Thursday, February 14, 2013

The Spirit Of A Master Builder In Glass

Zac Sexton is somewhat of a vagabond that between summers guiding and working on several video projects has also apprenticed and learned the craft of building bamboo fly rods in several notable shops.

Most recently Zac has been working with the Boo Boys at Sweetgrass Rods and while there spent quite a bit of time with the late Sam Drukman. Zac and Sam worked on a fiberglass project together that Zac is just finishing now and it may lead to other fly rods in the coming months. Time will tell on that part of this story.

Zac wrote... "I picked up a Loomis blank from the factory store in Washington, while searching for filming locations for Fish Whispering. Everything was blown and brown. I saw this blank sitting in the bottom of a barrel with other surf rods and the like. I picked it up and flexed it...noticing right away it was glass. I looked it over and noticed also that it was a raw blank that had not been cut to length. I bought it for a song, and went on my way back home to Oregon where I lived at the time.

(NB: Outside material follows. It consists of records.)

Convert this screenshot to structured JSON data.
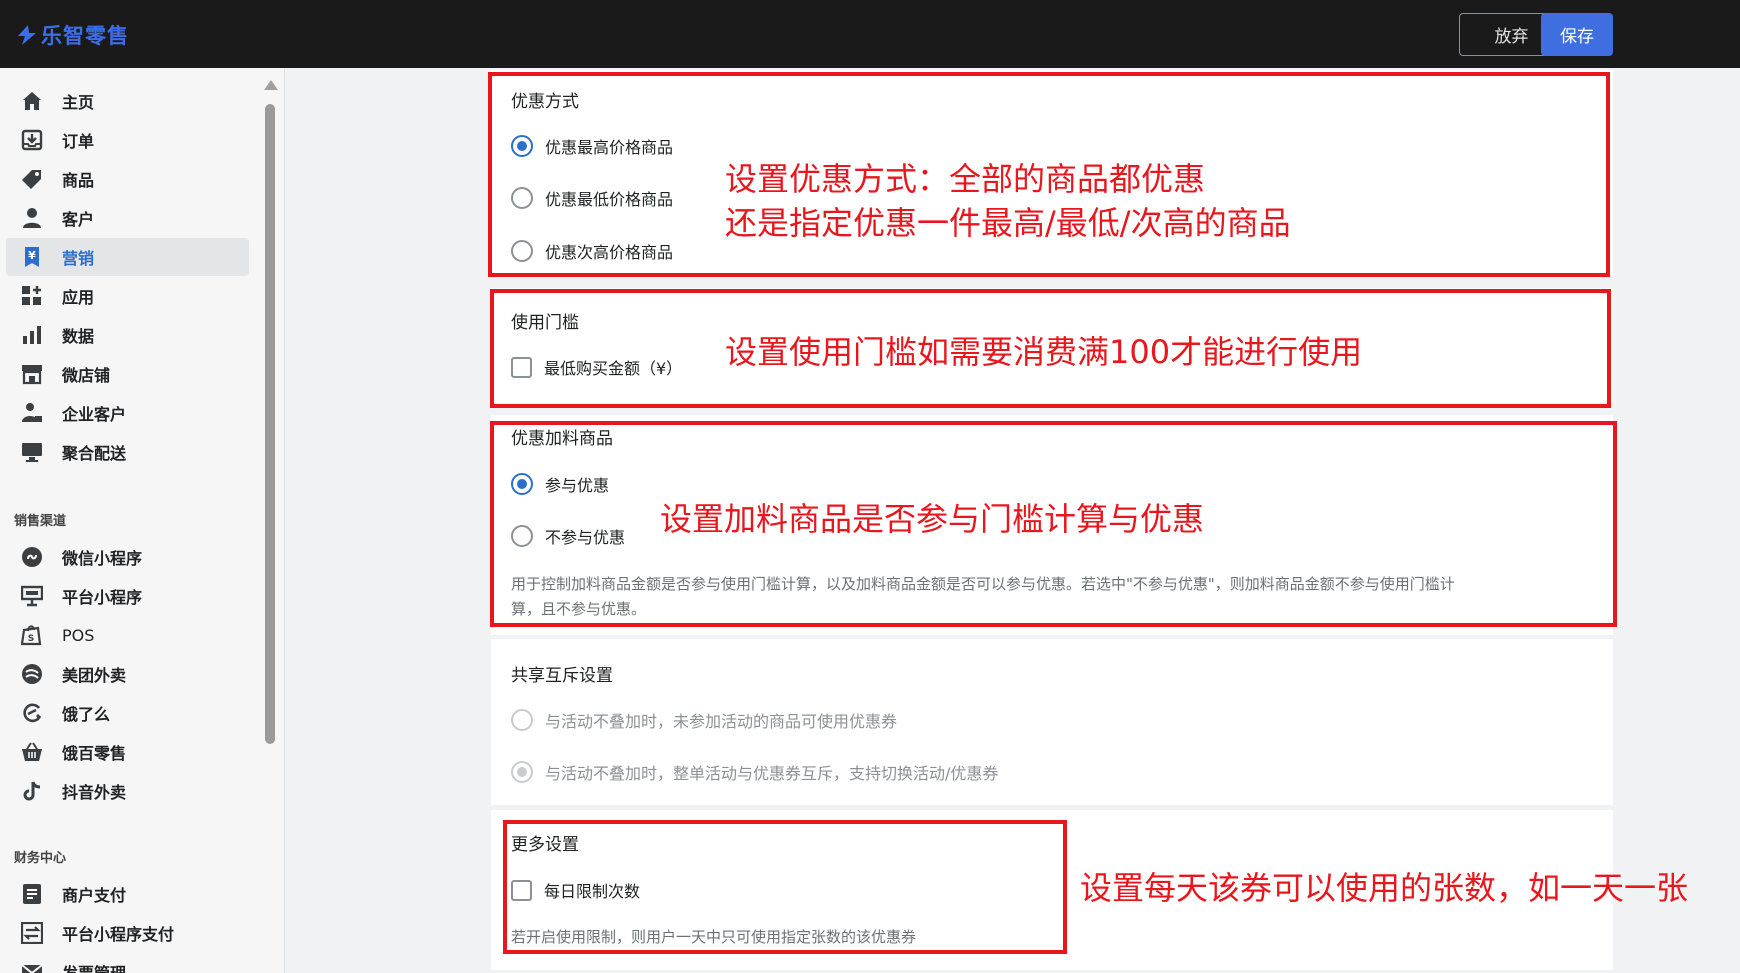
{
  "app": {
    "logo_text": "乐智零售"
  },
  "toolbar": {
    "discard_label": "放弃",
    "save_label": "保存"
  },
  "sidebar": {
    "main_items": [
      {
        "label": "主页",
        "icon": "home-icon"
      },
      {
        "label": "订单",
        "icon": "order-inbox-icon"
      },
      {
        "label": "商品",
        "icon": "tag-icon"
      },
      {
        "label": "客户",
        "icon": "person-icon"
      },
      {
        "label": "营销",
        "icon": "marketing-icon",
        "active": true
      },
      {
        "label": "应用",
        "icon": "apps-icon"
      },
      {
        "label": "数据",
        "icon": "bar-chart-icon"
      },
      {
        "label": "微店铺",
        "icon": "store-icon"
      },
      {
        "label": "企业客户",
        "icon": "business-person-icon"
      },
      {
        "label": "聚合配送",
        "icon": "monitor-icon"
      }
    ],
    "sales_channels_label": "销售渠道",
    "channel_items": [
      {
        "label": "微信小程序",
        "icon": "mini-program-icon"
      },
      {
        "label": "平台小程序",
        "icon": "platform-icon"
      },
      {
        "label": "POS",
        "icon": "shopping-bag-icon"
      },
      {
        "label": "美团外卖",
        "icon": "meituan-icon"
      },
      {
        "label": "饿了么",
        "icon": "eleme-icon"
      },
      {
        "label": "饿百零售",
        "icon": "basket-icon"
      },
      {
        "label": "抖音外卖",
        "icon": "tiktok-icon"
      }
    ],
    "finance_label": "财务中心",
    "finance_items": [
      {
        "label": "商户支付",
        "icon": "document-icon"
      },
      {
        "label": "平台小程序支付",
        "icon": "transfer-icon"
      },
      {
        "label": "发票管理",
        "icon": "mail-icon"
      }
    ]
  },
  "discount_method": {
    "title": "优惠方式",
    "options": [
      {
        "label": "优惠最高价格商品",
        "selected": true
      },
      {
        "label": "优惠最低价格商品",
        "selected": false
      },
      {
        "label": "优惠次高价格商品",
        "selected": false
      }
    ]
  },
  "threshold": {
    "title": "使用门槛",
    "min_amount_label": "最低购买金额（¥）",
    "checked": false
  },
  "addon_items": {
    "title": "优惠加料商品",
    "options": [
      {
        "label": "参与优惠",
        "selected": true
      },
      {
        "label": "不参与优惠",
        "selected": false
      }
    ],
    "help_line1": "用于控制加料商品金额是否参与使用门槛计算，以及加料商品金额是否可以参与优惠。若选中\"不参与优惠\"，则加料商品金额不参与使用门槛计",
    "help_line2": "算，且不参与优惠。"
  },
  "sharing": {
    "title": "共享互斥设置",
    "options": [
      {
        "label": "与活动不叠加时，未参加活动的商品可使用优惠券",
        "selected": false,
        "disabled": true
      },
      {
        "label": "与活动不叠加时，整单活动与优惠券互斥，支持切换活动/优惠券",
        "selected": true,
        "disabled": true
      }
    ]
  },
  "more_settings": {
    "title": "更多设置",
    "daily_limit_label": "每日限制次数",
    "checked": false,
    "help": "若开启使用限制，则用户一天中只可使用指定张数的该优惠券"
  },
  "annotations": {
    "discount_method_line1": "设置优惠方式：全部的商品都优惠",
    "discount_method_line2": "还是指定优惠一件最高/最低/次高的商品",
    "threshold": "设置使用门槛如需要消费满100才能进行使用",
    "addon": "设置加料商品是否参与门槛计算与优惠",
    "daily_limit": "设置每天该券可以使用的张数，如一天一张"
  },
  "colors": {
    "accent": "#2c6ecb",
    "save_button": "#3f6ee0",
    "annotation_red": "#e8171d",
    "topbar": "#1a1a1a"
  }
}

The next summer I was guiding back at Rock Creek, and eventually made it to Sam's and showed him the blank. We looked it over and he noticed it was coated with something. He scraped it off and found it was a graphite powder! Sam surmised they coated it in graphite to make it look like graphite. He then told about a time when he was asked by Winston management to do the same. I had been learning from him for a while at the time and had flexed and whipped the rod to get an idea of the action. Just because a blank is a certain length from a factory does not mean that is the best length. I showed him that it seemed to flex best, if extended as far out as possible from the butt, making it as long as possible. He agreed and said, "That's a nice blank, but we can make it better." Then he did some Sam Magic and made it better. Once I got the grip on, we set the guides and wrapped them on. Sam wrapped one foot on the guides, and I wrapped the other foot. I was practicing my production wrapping techniques to help with Freestone Rods.

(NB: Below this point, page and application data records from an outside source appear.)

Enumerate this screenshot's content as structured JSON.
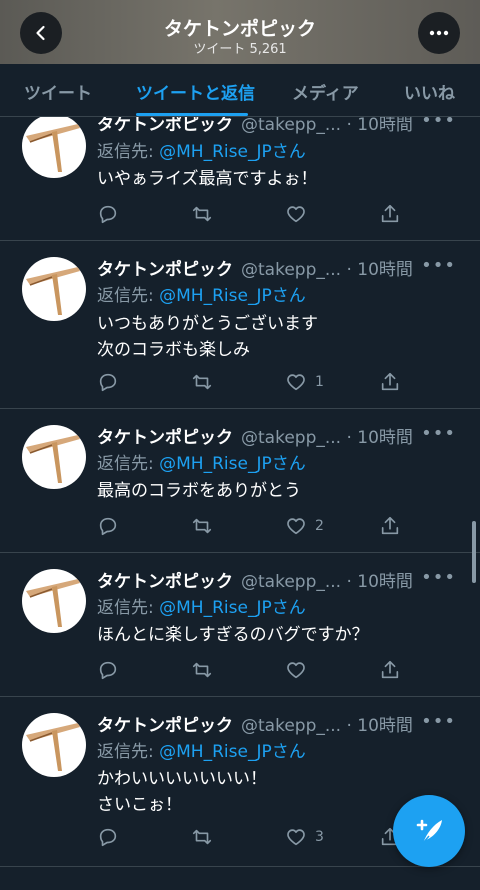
{
  "header": {
    "title": "タケトンポピック",
    "tweet_count": "ツイート 5,261",
    "back_icon": "chevron-left-icon",
    "more_icon": "more-horizontal-icon"
  },
  "tabs": [
    {
      "label": "ツイート",
      "active": false
    },
    {
      "label": "ツイートと返信",
      "active": true
    },
    {
      "label": "メディア",
      "active": false
    },
    {
      "label": "いいね",
      "active": false
    }
  ],
  "tweets": [
    {
      "name": "タケトンポピック",
      "handle": "@takepp_...",
      "time": "· 10時間",
      "reply_prefix": "返信先: ",
      "reply_to": "@MH_Rise_JPさん",
      "lines": [
        "いやぁライズ最高ですよぉ！"
      ],
      "likes": ""
    },
    {
      "name": "タケトンポピック",
      "handle": "@takepp_...",
      "time": "· 10時間",
      "reply_prefix": "返信先: ",
      "reply_to": "@MH_Rise_JPさん",
      "lines": [
        "いつもありがとうございます",
        "次のコラボも楽しみ"
      ],
      "likes": "1"
    },
    {
      "name": "タケトンポピック",
      "handle": "@takepp_...",
      "time": "· 10時間",
      "reply_prefix": "返信先: ",
      "reply_to": "@MH_Rise_JPさん",
      "lines": [
        "最高のコラボをありがとう"
      ],
      "likes": "2"
    },
    {
      "name": "タケトンポピック",
      "handle": "@takepp_...",
      "time": "· 10時間",
      "reply_prefix": "返信先: ",
      "reply_to": "@MH_Rise_JPさん",
      "lines": [
        "ほんとに楽しすぎるのバグですか？"
      ],
      "likes": ""
    },
    {
      "name": "タケトンポピック",
      "handle": "@takepp_...",
      "time": "· 10時間",
      "reply_prefix": "返信先: ",
      "reply_to": "@MH_Rise_JPさん",
      "lines": [
        "かわいいいいいいい！",
        "さいこぉ！"
      ],
      "likes": "3"
    }
  ],
  "fab": {
    "icon": "compose-tweet-icon"
  },
  "colors": {
    "background": "#15202b",
    "accent": "#1da1f2",
    "muted": "#8899a6",
    "divider": "#38444d"
  }
}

Then, I was away fishing in Argentina about this time last year, and Sam was diagnosed with late-stage leukemia. Everything fell apart from that point, and this project took a back seat. After we had said our goodbyes, I visited Sam's wife to catch up. I saw this rod sitting again, lonely in a shop corner. I picked it up, quickly and took it home. The tip had been broken while strangers went through boxes, trying to help make sense of what Sam had left behind. I repaired the tip, and got to varnishing the wraps. I'm still getting the last few coats on, and polishing everything up, but could not wait to cast it. I had yet to even cast it. Everything to this point had been from just feel, knowledge and theory.

I cast the rod a couple nights ago, but the line was icy, and it's hard to see what's going on in blackness...especially with a black rod! It felt good however and I slept soundly, knowing Sam and I had done a good thing.

This video is me casting the rod for the first time during the day, with un-iced line. It's a double taper four weight and it felt just perfect. It was on my lunch break from Morgan's shop, outside Four Corners, and I only had a few minutes to see what I could do in an approximately 25 mph wind. It's a rough video taken with my phone, but you can still see the even flex and that last 'pop' of power from the butt that levels out instantly, and shoots smoothly down the line. The tip recovers incredibly fast, yet the whole rod flexes evenly and fully. It went from a nice rod that "will work" to an amazing rod that is filled with the spirit of a master builder.”

It is very neat to see Sam's influence, even in his passing, with this project and we'll see what the next six months or a year holds for Zac and whether or not he'll offer blanks and finished builds on fiberglass blanks of this design.

No comments: